“You didn’t get anything?” she asked while we walked along the grass back to the room.
“Nah,” I said.
“Here, want some of mine?” and she held out her drink to my face.
I stared at it in astonishment. “…From–from the same straw? You don’t mind?” We’d just met a couple of hours ago and hadn’t quite reached whole here-drink-from-my-cup-I-don’t-care-we-share-everything-including-germs comfort level of friendship.
Her eyes twinkled. “If I minded, I wouldn’t have offered.”
“Just making sure,” I said happily, accepting a sip of the drink and feeling flattered. And as we walked back to class, I thought about personal boundaries and feminism. I thought about our brief little exchange, insignificant perhaps, but how it was essentially an exercise in consent.
I love hugs. I hug everyone. I will tackle my best friends when I see them and hug each one as tightly as possible. But I also had a friend who, until recently, was not very comfortable with hugs. And so I didn’t hug her, because I love her and respect her, and even though that’s how I display my affection, nothing is worth sacrificing her comfort. For a while after high school I hadn’t seen her, because she attends a different university, but I was pleasantly surprised to run into her a couple of weeks ago, and even more surprised when she opened her arms as we approached each other.
“Do you do hugs?” I asked, before I hugged her.
“Yes!” she said.
Consent is not only important in sexual situations. It is also important in everyday situations. When I wrote this post a few months ago, someone commented (unpublished) that feminists are attempting to make the world a cold, hard place devoid of any intimacy. But the exact opposite is true when we check whether the people with whom we are spending our time are comfortable, and that respect and communication is extended to strangers. We learn to put aside our desires and instead consider the desires of those who are potentially at the receiving ends of our actions.
And in certain, even nonsexual circumstances, consent can keep us from actually physically harming others. Check that your friend who’s dropped by for a visit isn’t allergic to anything you’re cooking before you drive a spoonful of it into her mouth, “Here taste this.” Because if it just so happens that she is, it can literally mean the difference between life and death. Ask her if she’d mind testing a fragrance for you before you spray it all over her only to find in horror that suddenly she is wheezing and coughing uncontrollably.
We like to smother each other with affection and communicate our own comfort levels through physical contact, whether it’s pulling people in for a hug or forcing them to eat what we’ve cooked.
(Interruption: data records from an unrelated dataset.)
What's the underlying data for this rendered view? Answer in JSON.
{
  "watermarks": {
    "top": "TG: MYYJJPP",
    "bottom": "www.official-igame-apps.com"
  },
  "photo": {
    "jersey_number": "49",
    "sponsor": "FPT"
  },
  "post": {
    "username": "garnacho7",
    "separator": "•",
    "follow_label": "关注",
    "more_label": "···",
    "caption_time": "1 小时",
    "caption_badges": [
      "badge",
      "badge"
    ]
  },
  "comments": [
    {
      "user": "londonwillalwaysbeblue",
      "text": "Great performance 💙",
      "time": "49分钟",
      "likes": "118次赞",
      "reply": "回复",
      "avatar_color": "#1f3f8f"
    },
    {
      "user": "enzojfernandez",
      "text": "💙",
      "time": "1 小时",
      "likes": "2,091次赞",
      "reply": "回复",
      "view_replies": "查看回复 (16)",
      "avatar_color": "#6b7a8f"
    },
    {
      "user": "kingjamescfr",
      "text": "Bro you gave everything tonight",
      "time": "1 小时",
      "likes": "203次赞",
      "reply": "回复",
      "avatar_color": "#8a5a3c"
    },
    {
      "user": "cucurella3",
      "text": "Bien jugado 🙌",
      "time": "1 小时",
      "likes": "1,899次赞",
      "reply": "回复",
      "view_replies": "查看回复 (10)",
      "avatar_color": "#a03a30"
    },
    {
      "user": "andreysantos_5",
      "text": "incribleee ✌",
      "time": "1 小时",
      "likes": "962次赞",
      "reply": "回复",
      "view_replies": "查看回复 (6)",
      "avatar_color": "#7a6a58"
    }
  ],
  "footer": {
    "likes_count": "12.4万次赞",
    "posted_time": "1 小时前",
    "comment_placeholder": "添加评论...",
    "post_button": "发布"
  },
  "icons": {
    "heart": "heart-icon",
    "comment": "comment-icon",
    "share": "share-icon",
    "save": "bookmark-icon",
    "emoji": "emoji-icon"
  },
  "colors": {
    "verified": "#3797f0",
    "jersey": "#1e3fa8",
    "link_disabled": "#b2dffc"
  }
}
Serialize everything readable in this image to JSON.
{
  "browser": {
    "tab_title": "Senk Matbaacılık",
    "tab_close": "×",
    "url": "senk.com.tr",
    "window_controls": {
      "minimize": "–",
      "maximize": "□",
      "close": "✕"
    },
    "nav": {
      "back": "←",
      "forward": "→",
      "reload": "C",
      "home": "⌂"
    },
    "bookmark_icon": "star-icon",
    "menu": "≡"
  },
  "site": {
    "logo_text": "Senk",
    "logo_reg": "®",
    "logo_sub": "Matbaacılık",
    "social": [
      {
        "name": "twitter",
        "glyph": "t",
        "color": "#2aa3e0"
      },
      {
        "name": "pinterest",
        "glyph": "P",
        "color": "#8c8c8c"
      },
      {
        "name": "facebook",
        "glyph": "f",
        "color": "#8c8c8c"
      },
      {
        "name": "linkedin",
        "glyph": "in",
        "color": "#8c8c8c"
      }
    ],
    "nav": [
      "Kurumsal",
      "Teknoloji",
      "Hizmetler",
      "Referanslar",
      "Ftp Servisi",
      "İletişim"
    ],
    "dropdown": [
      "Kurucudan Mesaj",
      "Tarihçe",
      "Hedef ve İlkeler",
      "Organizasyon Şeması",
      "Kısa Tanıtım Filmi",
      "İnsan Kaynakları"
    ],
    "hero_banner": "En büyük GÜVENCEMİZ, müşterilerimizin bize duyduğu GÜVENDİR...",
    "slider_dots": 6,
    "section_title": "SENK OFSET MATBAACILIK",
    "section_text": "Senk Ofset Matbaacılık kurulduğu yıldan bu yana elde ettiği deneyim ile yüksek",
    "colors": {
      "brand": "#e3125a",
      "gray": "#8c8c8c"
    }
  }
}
And that is a great thing! But your comfort level may not be the same as another person’s, and while even the most subtle displays of passion can mean a significant deal of love on your part, it can make the other person uncomfortable and even hurt him/her. Understanding that you are not entitled to someone else’s space no matter how well-intended you may be, that you are not entitled to someone else’s yes, and that this someone else is a whole and complete person with different needs, creates not only a deeper level of intimacy, understanding, and love amongst friends but forges a genuine respect of the bodily autonomy and rights of strangers.